NIST Releases an Updated Version of its Cybersecurity Framework

by Sabastian V. NilesMarshall L. Miller, and Jeohn Salone Favors

Last week, the U.S. Department of Commerce’s National Institute of Standards and Technology (NIST) released an updated Cybersecurity Framework (PDF: 1,038 KB) that revises NIST’s baseline recommendations for the design of cybersecurity risk management programs.  In announcing its release, Commerce Secretary Wilbur Ross described the updated Framework as “a must do for all CEOs” and recommended that “every company” adopt the Framework as its “first line of defense.”  As with the prior version, the updated NIST Framework provides a useful tool to guide and benchmark company approaches to cybersecurity risk and will impact how regulators evaluate cybersecurity programs and incident responses across sectors. Continue reading

FinCEN Releases Frequently Asked Questions Regarding Customer Due Diligence and Beneficial Ownership Requirements

by David S. Cohen, Franca Harris Gutierrez, Sharon Cohen Levin, Jeremy Dresner and Michael Romais

Last week the Financial Crimes Enforcement Network (FinCEN) issued much-anticipated Frequently Asked Questions (PDF: 387 KB) (FAQs) that provide additional guidance to financial institutions relating to the implementation of the new Customer Due Diligence Rule (CDD Rule), set to go into effect on May 11, 2018.[1] In general, the FAQs clarify certain issues that have caused implementation challenges for financial institutions.

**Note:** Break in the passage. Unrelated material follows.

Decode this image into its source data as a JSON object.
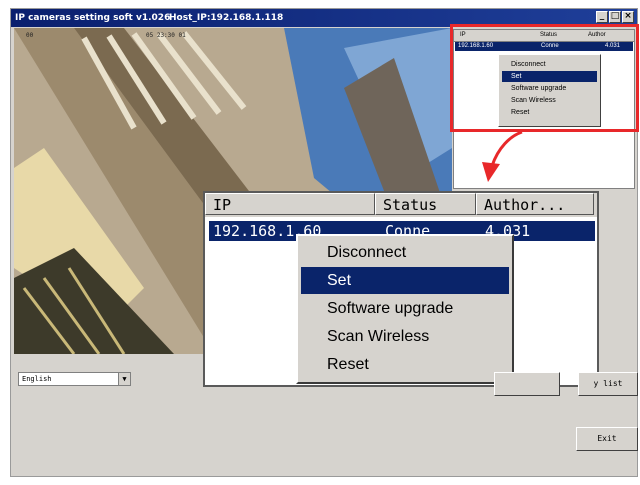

While FinCEN’s earlier guidance provided a general overview of the CDD Rule—including the purpose of the rule, the institutions to which it is applicable, and some relevant definitions—the new FAQs provide greater detail for financial institutions seeking to comply with the CDD Rule. The FAQs are meant to assist covered financial institutions in understanding the scope of their customer due diligence (CDD) obligations, as well as the rule’s impact on their broader anti-money laundering (AML) compliance. While the guidance is helpful in clarifying some of FinCEN’s expectations, the implementation challenge lies in applying the CDD Rule to a financial institution’s specific products and services.

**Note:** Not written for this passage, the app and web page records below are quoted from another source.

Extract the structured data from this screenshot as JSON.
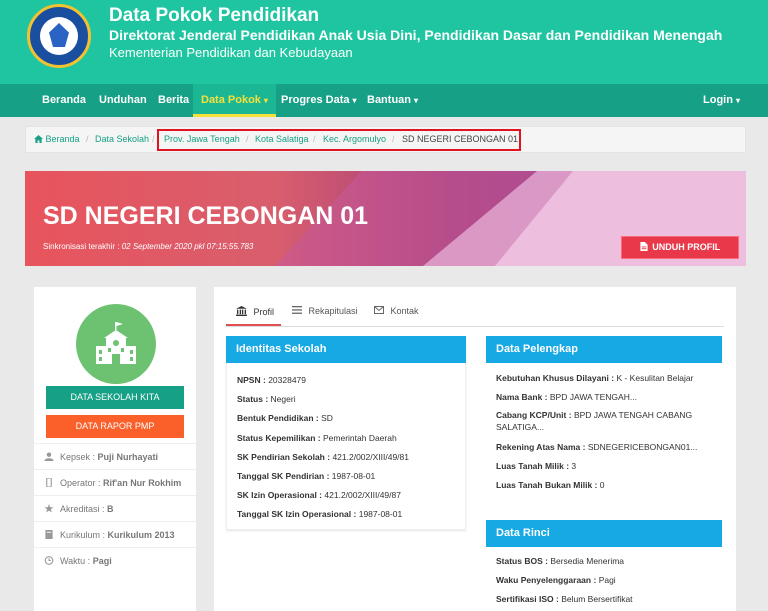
{
  "header": {
    "title": "Data Pokok Pendidikan",
    "subtitle": "Direktorat Jenderal Pendidikan Anak Usia Dini, Pendidikan Dasar dan Pendidikan Menengah",
    "ministry": "Kementerian Pendidikan dan Kebudayaan"
  },
  "nav": {
    "items": [
      "Beranda",
      "Unduhan",
      "Berita",
      "Data Pokok",
      "Progres Data",
      "Bantuan"
    ],
    "login": "Login",
    "caret": "▾"
  },
  "breadcrumb": {
    "home": "Beranda",
    "items": [
      "Data Sekolah",
      "Prov. Jawa Tengah",
      "Kota Salatiga",
      "Kec. Argomulyo"
    ],
    "current": "SD NEGERI CEBONGAN 01",
    "sep": "/"
  },
  "banner": {
    "title": "SD NEGERI CEBONGAN 01",
    "sync_label": "Sinkronisasi terakhir :",
    "sync_value": "02 September 2020 pkl 07:15:55.783",
    "download_label": "UNDUH PROFIL"
  },
  "sidebar": {
    "btn_green": "DATA SEKOLAH KITA",
    "btn_orange": "DATA RAPOR PMP",
    "rows": [
      {
        "label": "Kepsek :",
        "value": "Puji Nurhayati"
      },
      {
        "label": "Operator :",
        "value": "Rif'an Nur Rokhim"
      },
      {
        "label": "Akreditasi :",
        "value": "B"
      },
      {
        "label": "Kurikulum :",
        "value": "Kurikulum 2013"
      },
      {
        "label": "Waktu :",
        "value": "Pagi"
      }
    ]
  },
  "tabs": [
    "Profil",
    "Rekapitulasi",
    "Kontak"
  ],
  "identitas": {
    "title": "Identitas Sekolah",
    "rows": [
      {
        "label": "NPSN :",
        "value": "20328479"
      },
      {
        "label": "Status :",
        "value": "Negeri"
      },
      {
        "label": "Bentuk Pendidikan :",
        "value": "SD"
      },
      {
        "label": "Status Kepemilikan :",
        "value": "Pemerintah Daerah"
      },
      {
        "label": "SK Pendirian Sekolah :",
        "value": "421.2/002/XIII/49/81"
      },
      {
        "label": "Tanggal SK Pendirian :",
        "value": "1987-08-01"
      },
      {
        "label": "SK Izin Operasional :",
        "value": "421.2/002/XIII/49/87"
      },
      {
        "label": "Tanggal SK Izin Operasional :",
        "value": "1987-08-01"
      }
    ]
  },
  "pelengkap": {
    "title": "Data Pelengkap",
    "rows": [
      {
        "label": "Kebutuhan Khusus Dilayani :",
        "value": "K - Kesulitan Belajar"
      },
      {
        "label": "Nama Bank :",
        "value": "BPD JAWA TENGAH..."
      },
      {
        "label": "Cabang KCP/Unit :",
        "value": "BPD JAWA TENGAH CABANG SALATIGA..."
      },
      {
        "label": "Rekening Atas Nama :",
        "value": "SDNEGERICEBONGAN01..."
      },
      {
        "label": "Luas Tanah Milik :",
        "value": "3"
      },
      {
        "label": "Luas Tanah Bukan Milik :",
        "value": "0"
      }
    ]
  },
  "rinci": {
    "title": "Data Rinci",
    "rows": [
      {
        "label": "Status BOS :",
        "value": "Bersedia Menerima"
      },
      {
        "label": "Waku Penyelenggaraan :",
        "value": "Pagi"
      },
      {
        "label": "Sertifikasi ISO :",
        "value": "Belum Bersertifikat"
      }
    ]
  }
}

As financial institutions work to meet the CDD Rule’s fast-approaching May 11 compliance deadline, they should pay special attention to the following key areas summarized below. Continue reading

Hacking Global Reputations

by Pat Akey, Stefan Lewellen, and Inessa Liskovich

Corporations have reputations, just like individuals. However, the costs of protecting a corporate reputation, or the costs of losing one, are not well understood. Negative reputation shocks can be costly, and recent scandals at well-known firms such as News Corp. and Volkswagen have reaffirmed the fragility of corporate reputations. However, corporations can also invest in technologies such as corporate social responsibility (CSR) to build their reputations or to provide insurance against a future reputation shock. In a recent paper, we find that negative reputation shocks are at least partially insurable through CSR and that firms actively invest in CSR as the result of a negative reputation shock. Continue reading

Maximizing Value and Avoiding Pitfalls when Purchasing Cyber Insurance

by Ian Boczko, Marshall L. Miller, and Timothy C. Sprague

In recent years, companies have heightened their focus on cybersecurity issues, dedicating substantially more resources to mitigating escalating cyber risks.  Increasingly, these efforts include purchasing some form of cyber insurance.   

Any cyber insurance policy should supplement, rather than replace, a cybersecurity risk mitigation program.  While such a policy may be a useful element of a multifaceted strategy, cyber insurance is far from a panacea.  First, the size and types of damages resulting from a catastrophic cyber incursion can exceed even significant policy limits.  Additionally, cyber insurance coverage is unlikely to extend to reputational losses or intellectual property theft.  Moreover, the cyber insurance market is relatively young and policy forms are still evolving.  Thus, cyber insurance does not have the same claims history or established understanding of policy terms that can be found in more mature insurance markets.    Continue reading